Osteoporosis, which means porous bones, is a disease that thins and weakens bones, making them fragile and more likely to break. The vast majority of individuals affected by osteoporosis are women. Although the disease can strike at any age, the greatest risk for fractures from osteoporosis occurs after menopause. This is because women’s bodies produce less oestrogen after menopause, and oestrogen plays an important role in helping to prevent bone loss. As the EU population continues to age, the occurrence of osteoporosis becomes an increasing source of worry. But the good news is that osteoporosis can be prevented and treated. The European Commission is involved in research studying the impact of diet and gene-nutrient interactions on calcium and bone metabolism, and a novel isotopic tracer method is also being evaluated to study and quantify these processes. This new method will be compared to already-established methods (bone mineral density, biochemical markers) in an effort to protect and improve the quality of life of Europe’s ageing population. Further research on the biomechanical aspects of bone structure and strength, and on the reliability and safety of prosthetic implants is also being carried out at the European Commission’s Joint Research Centre (JRC) to address the area of post-fracture treatment strategies. These projects are funded by the European Commission’s Directorates General for Research, Health and Consumer Protection, and the JRC.
Commissioner Philippe Busquin expresses his own concern: “Fractures are the most frequent and serious complication of osteoporosis. Any bone can be affected, but of special concern are fractures of the hip and spine. A hip fracture almost always requires hospitalisation and major surgery. It can impair a persons ability to walk unassisted and may cause prolonged or permanent disability and reduce the quality of life. Hospital costs for hip fractures alone amounted to over 3,500 million Euro in the EU in 1999. And the problem will only increase, as it has been quoted that the proportion of the EU population aged over 80 will triple over the next 50 years. EU action is therefore essential to tackle this problem.”
Menopause is the single greatest risk for osteoporosis; others include gender, age, family history, hormone deficiencies, low calcium, excessive alcohol and caffeine consumption, and cigarette smoking. In many cases, bones weaken when levels of calcium, phosphorous and other minerals in bones are low. As the prevalence of osteoporosis increases it must be considered as a serious public health concern.
Catherine Shiels | European Commission
World first: Massive thrombosis removed during early pregnancy
20.07.2017 | Universitätsspital Bern
Therapy of preterm birth in sight?
19.07.2017 | Universitätsspital Bern
Physicists have developed a new technique that uses electrical voltages to control the electron spin on a chip. The newly-developed method provides protection from spin decay, meaning that the contained information can be maintained and transmitted over comparatively large distances, as has been demonstrated by a team from the University of Basel’s Department of Physics and the Swiss Nanoscience Institute. The results have been published in Physical Review X.
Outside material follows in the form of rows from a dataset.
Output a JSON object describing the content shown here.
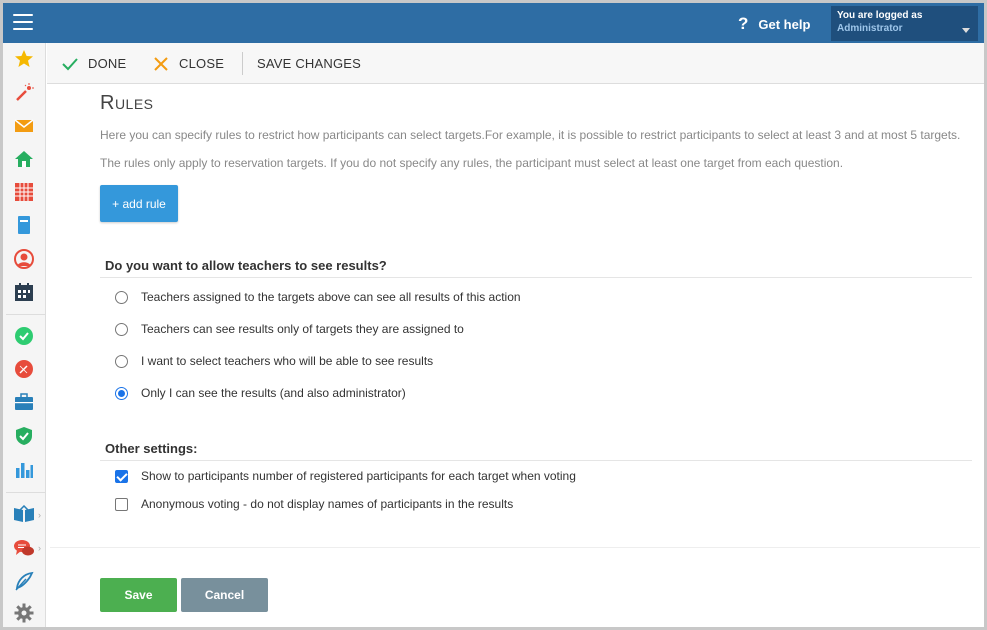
{
  "header": {
    "help_label": "Get help",
    "user_line1": "You are logged as",
    "user_line2": "Administrator"
  },
  "toolbar": {
    "done_label": "DONE",
    "close_label": "CLOSE",
    "save_changes_label": "SAVE CHANGES"
  },
  "sidebar": {
    "items": [
      {
        "icon": "star-icon",
        "color": "#f5b800"
      },
      {
        "icon": "magic-wand-icon",
        "color": "#e74c3c"
      },
      {
        "icon": "envelope-icon",
        "color": "#f39c12"
      },
      {
        "icon": "home-icon",
        "color": "#27ae60"
      },
      {
        "icon": "calendar-grid-icon",
        "color": "#e74c3c"
      },
      {
        "icon": "book-icon",
        "color": "#3498db"
      },
      {
        "icon": "user-circle-icon",
        "color": "#e74c3c"
      },
      {
        "icon": "calendar-icon",
        "color": "#2c3e50"
      },
      {
        "icon": "check-circle-icon",
        "color": "#2ecc71"
      },
      {
        "icon": "pen-circle-icon",
        "color": "#e74c3c"
      },
      {
        "icon": "briefcase-icon",
        "color": "#2980b9"
      },
      {
        "icon": "shield-check-icon",
        "color": "#27ae60"
      },
      {
        "icon": "bar-chart-icon",
        "color": "#3498db"
      },
      {
        "icon": "open-book-icon",
        "color": "#2980b9"
      },
      {
        "icon": "chat-bubbles-icon",
        "color": "#e74c3c"
      },
      {
        "icon": "feather-icon",
        "color": "#2980b9"
      },
      {
        "icon": "gear-icon",
        "color": "#777777"
      }
    ]
  },
  "main": {
    "title": "Rules",
    "desc1": "Here you can specify rules to restrict how participants can select targets.For example, it is possible to restrict participants to select at least 3 and at most 5 targets.",
    "desc2": "The rules only apply to reservation targets. If you do not specify any rules, the participant must select at least one target from each question.",
    "add_rule_label": "+ add rule",
    "results_question": "Do you want to allow teachers to see results?",
    "results_options": [
      {
        "label": "Teachers assigned to the targets above can see all results of this action",
        "selected": false
      },
      {
        "label": "Teachers can see results only of targets they are assigned to",
        "selected": false
      },
      {
        "label": "I want to select teachers who will be able to see results",
        "selected": false
      },
      {
        "label": "Only I can see the results (and also administrator)",
        "selected": true
      }
    ],
    "other_settings_heading": "Other settings:",
    "other_settings": [
      {
        "label": "Show to participants number of registered participants for each target when voting",
        "checked": true
      },
      {
        "label": "Anonymous voting - do not display names of participants in the results",
        "checked": false
      }
    ],
    "save_label": "Save",
    "cancel_label": "Cancel"
  },
  "colors": {
    "header_bg": "#2e6da4",
    "primary_button": "#3498db",
    "save_button": "#4caf50",
    "cancel_button": "#78909c"
  }
}
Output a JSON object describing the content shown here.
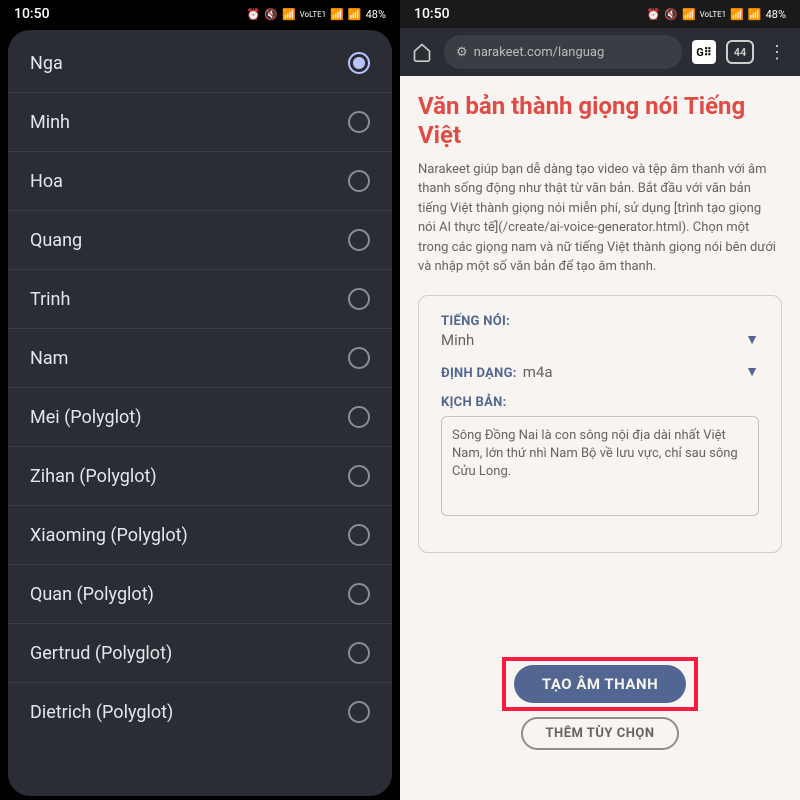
{
  "status": {
    "time": "10:50",
    "lte_label": "VoLTE1",
    "battery": "48%"
  },
  "picker": {
    "options": [
      {
        "label": "Nga",
        "selected": true
      },
      {
        "label": "Minh",
        "selected": false
      },
      {
        "label": "Hoa",
        "selected": false
      },
      {
        "label": "Quang",
        "selected": false
      },
      {
        "label": "Trinh",
        "selected": false
      },
      {
        "label": "Nam",
        "selected": false
      },
      {
        "label": "Mei (Polyglot)",
        "selected": false
      },
      {
        "label": "Zihan (Polyglot)",
        "selected": false
      },
      {
        "label": "Xiaoming (Polyglot)",
        "selected": false
      },
      {
        "label": "Quan (Polyglot)",
        "selected": false
      },
      {
        "label": "Gertrud (Polyglot)",
        "selected": false
      },
      {
        "label": "Dietrich (Polyglot)",
        "selected": false
      }
    ]
  },
  "browser": {
    "url": "narakeet.com/languag",
    "tab_count": "44",
    "translate_badge": "G⠿"
  },
  "page": {
    "title": "Văn bản thành giọng nói Tiếng Việt",
    "description": "Narakeet giúp bạn dễ dàng tạo video và tệp âm thanh với âm thanh sống động như thật từ văn bản. Bắt đầu với văn bản tiếng Việt thành giọng nói miễn phí, sử dụng [trình tạo giọng nói AI thực tế](/create/ai-voice-generator.html). Chọn một trong các giọng nam và nữ tiếng Việt thành giọng nói bên dưới và nhập một số văn bản để tạo âm thanh.",
    "form": {
      "voice_label": "TIẾNG NÓI:",
      "voice_value": "Minh",
      "format_label": "ĐỊNH DẠNG:",
      "format_value": "m4a",
      "script_label": "KỊCH BẢN:",
      "script_value": "Sông Đồng Nai là con sông nội địa dài nhất Việt Nam, lớn thứ nhì Nam Bộ về lưu vực, chỉ sau sông Cửu Long."
    },
    "buttons": {
      "create": "TẠO ÂM THANH",
      "options": "THÊM TÙY CHỌN"
    }
  }
}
For several years, researchers have been trying to use the spin of an electron to store and transmit information. The spin of each electron is always coupled...
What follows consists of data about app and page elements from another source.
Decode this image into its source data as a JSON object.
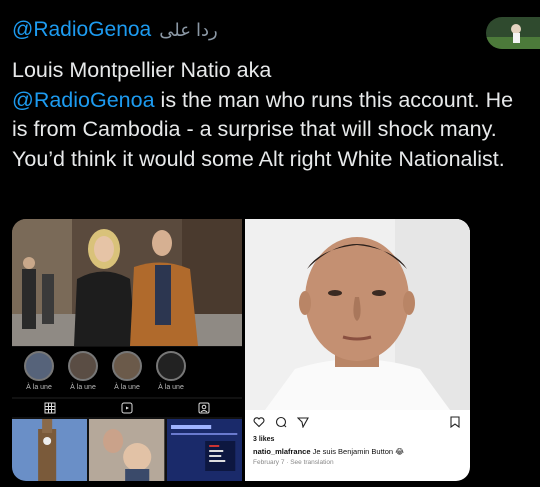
{
  "reply": {
    "handle": "@RadioGenoa",
    "prefix_arabic": "ردا على"
  },
  "tweet": {
    "line_pre_name": "Louis Montpellier Natio aka",
    "mention": "@RadioGenoa",
    "line_after_mention": " is the man who runs this account. He is from Cambodia - a surprise that will shock many. You’d think it would some Alt right White Nationalist."
  },
  "instagram_profile": {
    "highlight_label": "À la une",
    "highlights": [
      "À la une",
      "À la une",
      "À la une",
      "À la une"
    ]
  },
  "instagram_post": {
    "likes": "3 likes",
    "username": "natio_mlafrance",
    "caption": "Je suis Benjamin Button",
    "date": "February 7",
    "see_translation": "See translation"
  }
}
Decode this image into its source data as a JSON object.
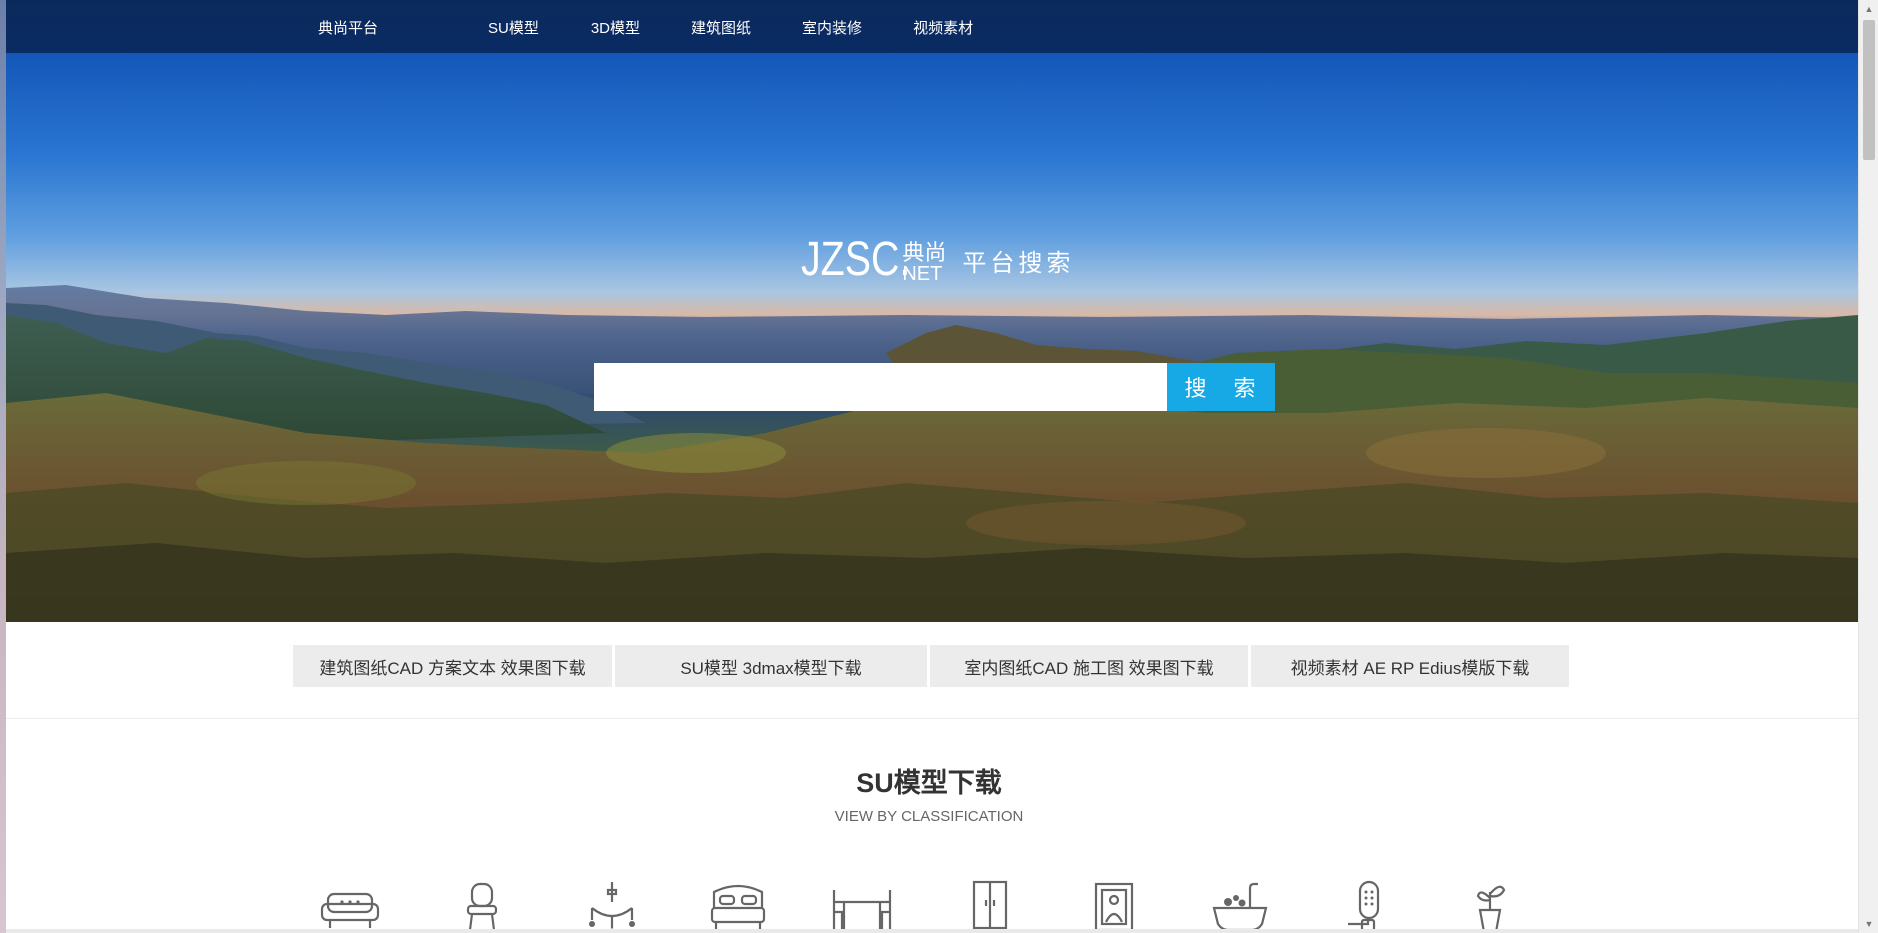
{
  "topnav": {
    "brand": "典尚平台",
    "items": [
      "SU模型",
      "3D模型",
      "建筑图纸",
      "室内装修",
      "视频素材"
    ]
  },
  "hero": {
    "logo_latin": "JZSC.",
    "logo_cn": "典尚",
    "logo_net": "NET",
    "slogan": "平台搜索",
    "search_value": "",
    "search_button": "搜 索"
  },
  "categories": [
    "建筑图纸CAD 方案文本 效果图下载",
    "SU模型 3dmax模型下载",
    "室内图纸CAD 施工图 效果图下载",
    "视频素材 AE RP Edius模版下载"
  ],
  "section": {
    "title": "SU模型下载",
    "subtitle": "VIEW BY CLASSIFICATION"
  },
  "icons": [
    "sofa-icon",
    "chair-icon",
    "chandelier-icon",
    "bed-icon",
    "dining-table-icon",
    "wardrobe-icon",
    "picture-frame-icon",
    "bathtub-icon",
    "door-lock-icon",
    "potted-plant-icon"
  ],
  "colors": {
    "nav_bg": "#0a2b63",
    "search_button": "#16a9e6",
    "category_bg": "#ececec"
  }
}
What is the mass of a proton? Scientists from Germany and Japan successfully did an important step towards the most exact knowledge of this fundamental constant. By means of precision measurements on a single proton, they could improve the precision by a factor of three and also correct the existing value.
To determine the mass of a single proton still more accurate – a group of physicists led by Klaus Blaum and Sven Sturm of the Max Planck Institute for Nuclear...
The research team of Prof. Dr. Oliver Einsle at the University of Freiburg's Institute of Biochemistry has long been exploring the functioning of nitrogenase....
A one trillion tonne iceberg - one of the biggest ever recorded -- has calved away from the Larsen C Ice Shelf in Antarctica, after a rift in the ice,...
Physics supports biology: Researchers from PTB have developed a model system to investigate friction phenomena with atomic precision
Friction: what you want from car brakes, otherwise rather a nuisance. In any case, it is useful to know as precisely as possible how friction phenomena arise –...
21.07.2017 | Event News
19.07.2017 | Event News
12.07.2017 | Event News
21.07.2017 | Earth Sciences
21.07.2017 | Power and Electrical Engineering
21.07.2017 | Physics and Astronomy